Mrs. Simcoe, a newcomer to Canada in 1791, described the process:
“This is the Month (March) for making Maple Sugar, a hot Sun & frosty nights cause the Sap to flow most. Slits are cut in the bark of Trees & Wooden troughs set under the Tree into which the Sap–a clear sweet water –runs. It is collected from a number of trees & boiled in large Kettles till it becomes of a hard consistence”.
The first run of sap in early Spring was called the “robin run”, and the final sap collecting was known as the “frog run”. The turning of the sap into sugar, molasses or syrup was an occupation new to most settlers. It was also one of the most important household tasks because of the expense of imported sugar. Sugaring went on day and night, and was an excuse for parties, dancing and courtship. Children threw hot syrup onto freshly smoothed snow to make taffy, and young women tried to throw the syrup into initials of a young man.
Although sugaring was hard work, it was often left to the women and young boys. Important as it was for household supplies, the men were needed for working in the clearings. Later, when the land was under cultivation, the men took over the sugaring and increased the family cash holdings by sending the surplus to the city markets.
Most sap was rendered into sugar, although some settlers made syrup to drizzle on bread and pancakes. It was also made into vinegar, beer or wine, and the sugar used to flavour cakes, puddings, tea and coffee. For the children it represented a special treat, candy, such as this recipe for “Maple Sugar Sweeties” as recorded by Catharine Parr Traill:
“When sugaring off, take a little of the thickest syrup into a saucer, stir in a very little fine flour, and a small bit of butter, and flavour with essence of lemon, peppermint, or ginger, as you like best; when cold, cut into little bricks about an inch in length. This makes a cheap treat for the little ones–you can always give them sweeties, if you think proper to allow them indulgences of this sort.”
Wooden molds used to produce the sugar loaf and sugar candy of pioneer days are without question some of the most typical and sought after articles of folk art of Ontario and Eastern Canada.
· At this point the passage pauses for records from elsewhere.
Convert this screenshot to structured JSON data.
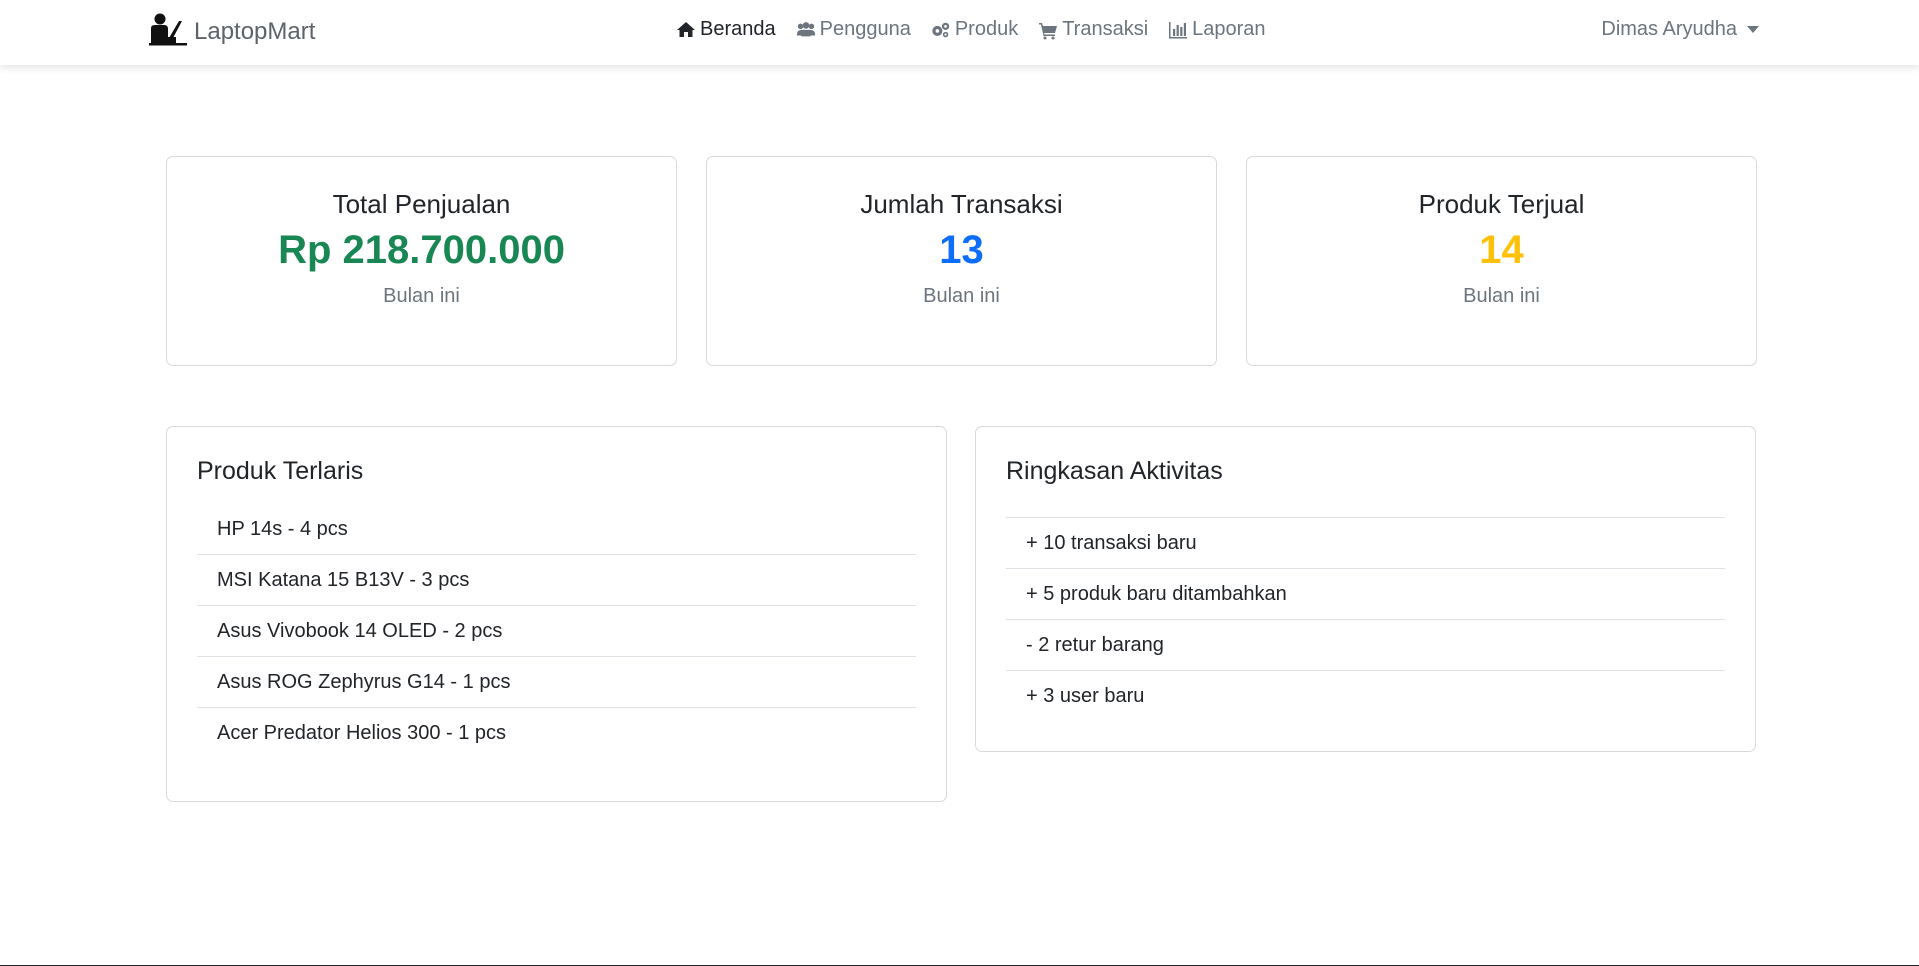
{
  "navbar": {
    "brand": "LaptopMart",
    "brand_icon": "user-laptop-icon",
    "items": [
      {
        "label": "Beranda",
        "icon": "home-icon",
        "active": true
      },
      {
        "label": "Pengguna",
        "icon": "users-icon",
        "active": false
      },
      {
        "label": "Produk",
        "icon": "gears-icon",
        "active": false
      },
      {
        "label": "Transaksi",
        "icon": "cart-icon",
        "active": false
      },
      {
        "label": "Laporan",
        "icon": "bar-chart-icon",
        "active": false
      }
    ],
    "user": "Dimas Aryudha"
  },
  "stats": [
    {
      "title": "Total Penjualan",
      "value": "Rp 218.700.000",
      "sub": "Bulan ini",
      "color": "#198754"
    },
    {
      "title": "Jumlah Transaksi",
      "value": "13",
      "sub": "Bulan ini",
      "color": "#0d6efd"
    },
    {
      "title": "Produk Terjual",
      "value": "14",
      "sub": "Bulan ini",
      "color": "#ffc107"
    }
  ],
  "best_sellers": {
    "title": "Produk Terlaris",
    "items": [
      "HP 14s - 4 pcs",
      "MSI Katana 15 B13V - 3 pcs",
      "Asus Vivobook 14 OLED - 2 pcs",
      "Asus ROG Zephyrus G14 - 1 pcs",
      "Acer Predator Helios 300 - 1 pcs"
    ]
  },
  "activity": {
    "title": "Ringkasan Aktivitas",
    "items": [
      "+ 10 transaksi baru",
      "+ 5 produk baru ditambahkan",
      "- 2 retur barang",
      "+ 3 user baru"
    ]
  }
}
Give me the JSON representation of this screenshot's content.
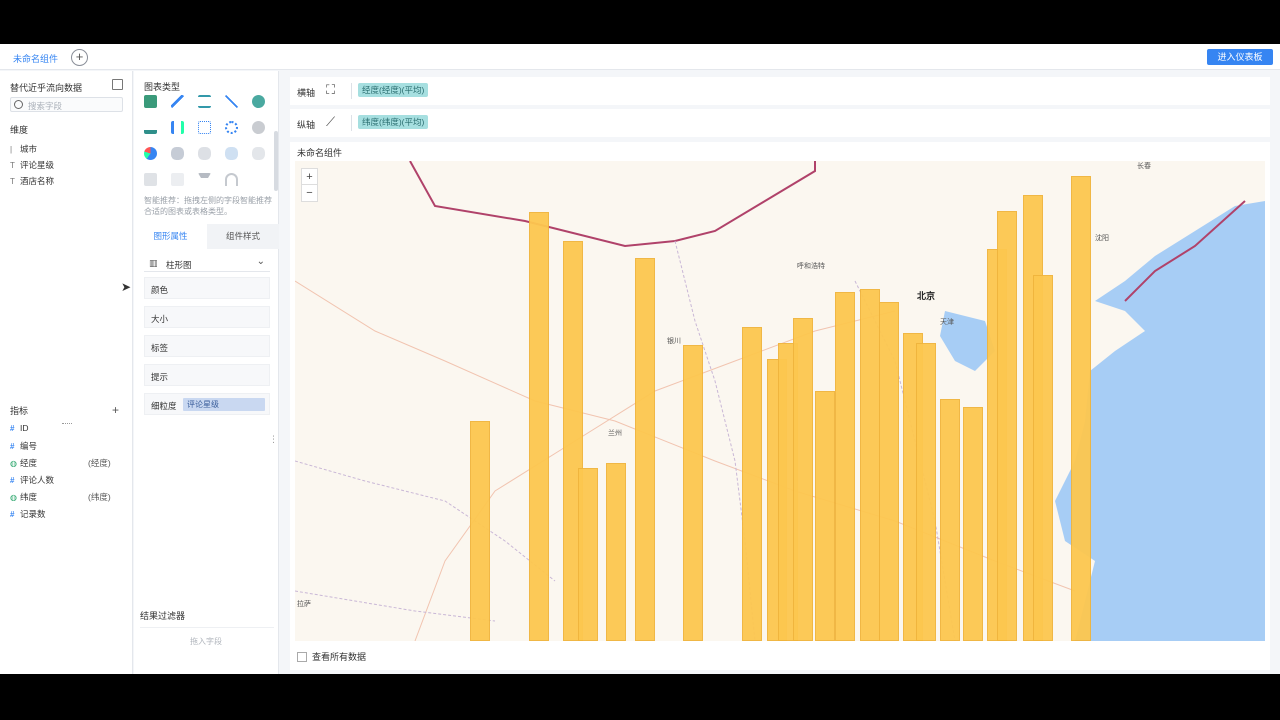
{
  "topbar": {
    "tab_label": "未命名组件",
    "add_tab_icon": "plus-circle-icon",
    "dashboard_button": "进入仪表板",
    "accent_color": "#3685f2"
  },
  "left_panel": {
    "dataset_name": "替代近乎流向数据",
    "search_placeholder": "搜索字段",
    "dimension_title": "维度",
    "dimensions": [
      {
        "icon": "T",
        "label": "城市"
      },
      {
        "icon": "T",
        "label": "评论星级"
      },
      {
        "icon": "T",
        "label": "酒店名称"
      }
    ],
    "measure_title": "指标",
    "measures": [
      {
        "icon": "#",
        "label": "ID",
        "tag": ""
      },
      {
        "icon": "#",
        "label": "编号",
        "tag": ""
      },
      {
        "icon": "globe",
        "label": "经度",
        "tag": "(经度)"
      },
      {
        "icon": "#",
        "label": "评论人数",
        "tag": ""
      },
      {
        "icon": "globe",
        "label": "纬度",
        "tag": "(纬度)"
      },
      {
        "icon": "#",
        "label": "记录数",
        "tag": ""
      }
    ]
  },
  "middle_panel": {
    "chart_type_title": "图表类型",
    "smart_tip": "智能推荐：拖拽左侧的字段智能推荐合适的图表或表格类型。",
    "tabs": {
      "shape": "图形属性",
      "component": "组件样式"
    },
    "chart_type_selected": "柱形图",
    "properties": [
      "颜色",
      "大小",
      "标签",
      "提示"
    ],
    "granularity": {
      "label": "细粒度",
      "chip": "评论星级"
    },
    "filter_title": "结果过滤器",
    "filter_placeholder": "拖入字段"
  },
  "axes": {
    "x_label": "横轴",
    "x_pill": "经度(经度)(平均)",
    "y_label": "纵轴",
    "y_pill": "纬度(纬度)(平均)"
  },
  "canvas": {
    "title": "未命名组件",
    "zoom_in": "+",
    "zoom_out": "−",
    "show_all_label": "查看所有数据",
    "bar_color": "#fdc74f",
    "sea_color": "#a7cdf5"
  },
  "map_labels": {
    "beijing": "北京",
    "tianjin": "天津",
    "hohhot": "呼和浩特",
    "yinchuan": "银川",
    "lanzhou": "兰州",
    "changchun": "长春",
    "shenyang": "沈阳",
    "lhasa": "拉萨"
  }
}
A number of these molds are still used by sugar makers, often inherited from father, grandfather or even more remote ancestors. This is a disappearing art, for more and more square pine molds or pieces of decorated sheet metal are being used. In addition, stands of maple trees are giving way to the encroachment of cities, and many farmers find it no longer profitable to collect and process the syrup into sugar. For these reasons, many old molds are now to be found in antique shops.
Pine, maple, cherry and ash are among the woods from which the country wood carver cut the motifs that form these molds. In general, small molds were used for home consumption, although maple sugar was sold in one, two, three or more pound blocks. The simple molds were nothing but scooped-out hollows in blocks of wood, but others were elaborate sectional three dimensional constructions. Getting the sugar out of the mold was a problem and solutions of greasing the mold or use of a sectional mold was a help.
Sectional molds were of two types. One was made by hollowing two thick pieces of wood, carving the hollows and fitting the pieces together so that there was only a small hole through which the hot sugar could be poured. The other type was made in several pieces, up to ten pieces to a mold, held together with wooden pins, pegs or clamps. When the sugar was hard the mold was taken apart, leaving a carved block of sugar.
Mold motifs show a great variety of shapes, size and subject matter– houses, trains, bibles, crosses, angels, chalices, horses, birds, beavers, fish, rabbits, flowers and hearts-each piece a truly unique piece of Canadianna.
“Cut of Old Ontario Kitchens”–Christina Bates, Pagurian Press Ltd.
“Domestic Receipt Book”–Catharine Beecher, Harper.and Brother
“Mrs. Simcoe’s Diary”–Elizabeth Simcoe, Macmillian of Canada.
“The Canadian Settler’s Guide”–Catharine Traill 1855, McClelland & Stewart.
Originally Published in Heritage Happenings, March 1981
© The Waterdown-East Flamborough Heritage Society 1981, 2015